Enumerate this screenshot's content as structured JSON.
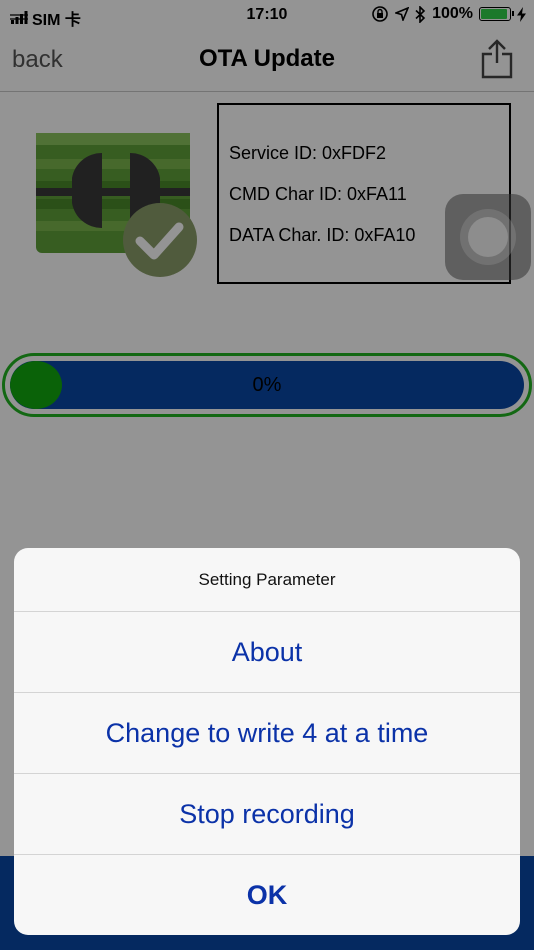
{
  "status_bar": {
    "carrier": "SIM 卡",
    "time": "17:10",
    "battery_percent": "100%",
    "battery_level": 1.0
  },
  "nav": {
    "back_label": "back",
    "title": "OTA Update"
  },
  "info": {
    "service_id": "Service ID: 0xFDF2",
    "cmd_char_id": "CMD Char ID: 0xFA11",
    "data_char_id": "DATA Char. ID: 0xFA10"
  },
  "progress": {
    "label": "0%",
    "value": 0
  },
  "action_sheet": {
    "title": "Setting Parameter",
    "items": [
      "About",
      "Change to write 4 at a time",
      "Stop recording",
      "OK"
    ]
  },
  "colors": {
    "accent_blue": "#0a47a6",
    "progress_green": "#22b422",
    "sheet_text": "#0b32a8"
  }
}
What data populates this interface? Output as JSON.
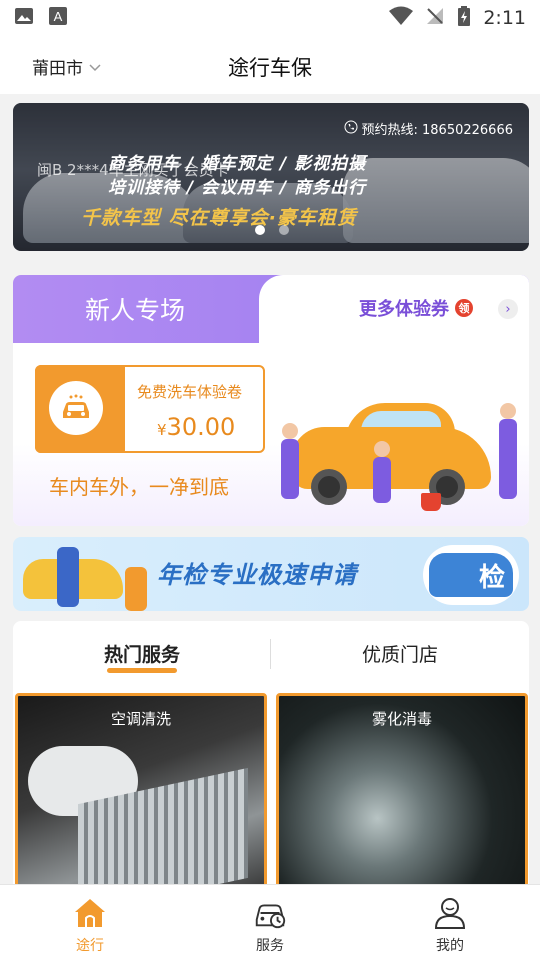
{
  "status_bar": {
    "time": "2:11"
  },
  "header": {
    "city": "莆田市",
    "title": "途行车保"
  },
  "banner": {
    "hotline": "预约热线: 18650226666",
    "plate": "闽B 2***4车主刚买了会员卡",
    "line1": "商务用车 / 婚车预定 / 影视拍摄",
    "line2": "培训接待 / 会议用车 / 商务出行",
    "slogan": "千款车型 尽在尊享会·豪车租赁"
  },
  "new_user": {
    "title": "新人专场",
    "more": "更多体验券",
    "badge": "领",
    "coupon_name": "免费洗车体验卷",
    "coupon_currency": "¥",
    "coupon_price": "30.00",
    "slogan": "车内车外，一净到底"
  },
  "inspection": {
    "text": "年检专业极速申请",
    "badge": "检"
  },
  "services": {
    "tabs": [
      {
        "label": "热门服务",
        "active": true
      },
      {
        "label": "优质门店",
        "active": false
      }
    ],
    "cards": [
      {
        "label": "空调清洗"
      },
      {
        "label": "雾化消毒"
      }
    ]
  },
  "bottom_nav": [
    {
      "label": "途行",
      "icon": "home-icon",
      "active": true
    },
    {
      "label": "服务",
      "icon": "car-service-icon",
      "active": false
    },
    {
      "label": "我的",
      "icon": "user-icon",
      "active": false
    }
  ],
  "colors": {
    "accent": "#f29a2e",
    "purple": "#9a7bf0",
    "blue": "#2a6fc4"
  }
}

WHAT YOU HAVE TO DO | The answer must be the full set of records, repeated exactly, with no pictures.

COMPLETED EXERCISE |
Enumerate this screenshot's content as structured JSON.
{
  "status_bar": {
    "carrier": "SIM 卡",
    "time": "17:10",
    "battery_percent": "100%",
    "battery_level": 1.0
  },
  "nav": {
    "back_label": "back",
    "title": "OTA Update"
  },
  "info": {
    "service_id": "Service ID: 0xFDF2",
    "cmd_char_id": "CMD Char ID: 0xFA11",
    "data_char_id": "DATA Char. ID: 0xFA10"
  },
  "progress": {
    "label": "0%",
    "value": 0
  },
  "action_sheet": {
    "title": "Setting Parameter",
    "items": [
      "About",
      "Change to write 4 at a time",
      "Stop recording",
      "OK"
    ]
  },
  "colors": {
    "accent_blue": "#0a47a6",
    "progress_green": "#22b422",
    "sheet_text": "#0b32a8"
  }
}
What data populates this interface? Output as JSON.
{
  "status_bar": {
    "time": "2:11"
  },
  "header": {
    "city": "莆田市",
    "title": "途行车保"
  },
  "banner": {
    "hotline": "预约热线: 18650226666",
    "plate": "闽B 2***4车主刚买了会员卡",
    "line1": "商务用车 / 婚车预定 / 影视拍摄",
    "line2": "培训接待 / 会议用车 / 商务出行",
    "slogan": "千款车型 尽在尊享会·豪车租赁"
  },
  "new_user": {
    "title": "新人专场",
    "more": "更多体验券",
    "badge": "领",
    "coupon_name": "免费洗车体验卷",
    "coupon_currency": "¥",
    "coupon_price": "30.00",
    "slogan": "车内车外，一净到底"
  },
  "inspection": {
    "text": "年检专业极速申请",
    "badge": "检"
  },
  "services": {
    "tabs": [
      {
        "label": "热门服务",
        "active": true
      },
      {
        "label": "优质门店",
        "active": false
      }
    ],
    "cards": [
      {
        "label": "空调清洗"
      },
      {
        "label": "雾化消毒"
      }
    ]
  },
  "bottom_nav": [
    {
      "label": "途行",
      "icon": "home-icon",
      "active": true
    },
    {
      "label": "服务",
      "icon": "car-service-icon",
      "active": false
    },
    {
      "label": "我的",
      "icon": "user-icon",
      "active": false
    }
  ],
  "colors": {
    "accent": "#f29a2e",
    "purple": "#9a7bf0",
    "blue": "#2a6fc4"
  }
}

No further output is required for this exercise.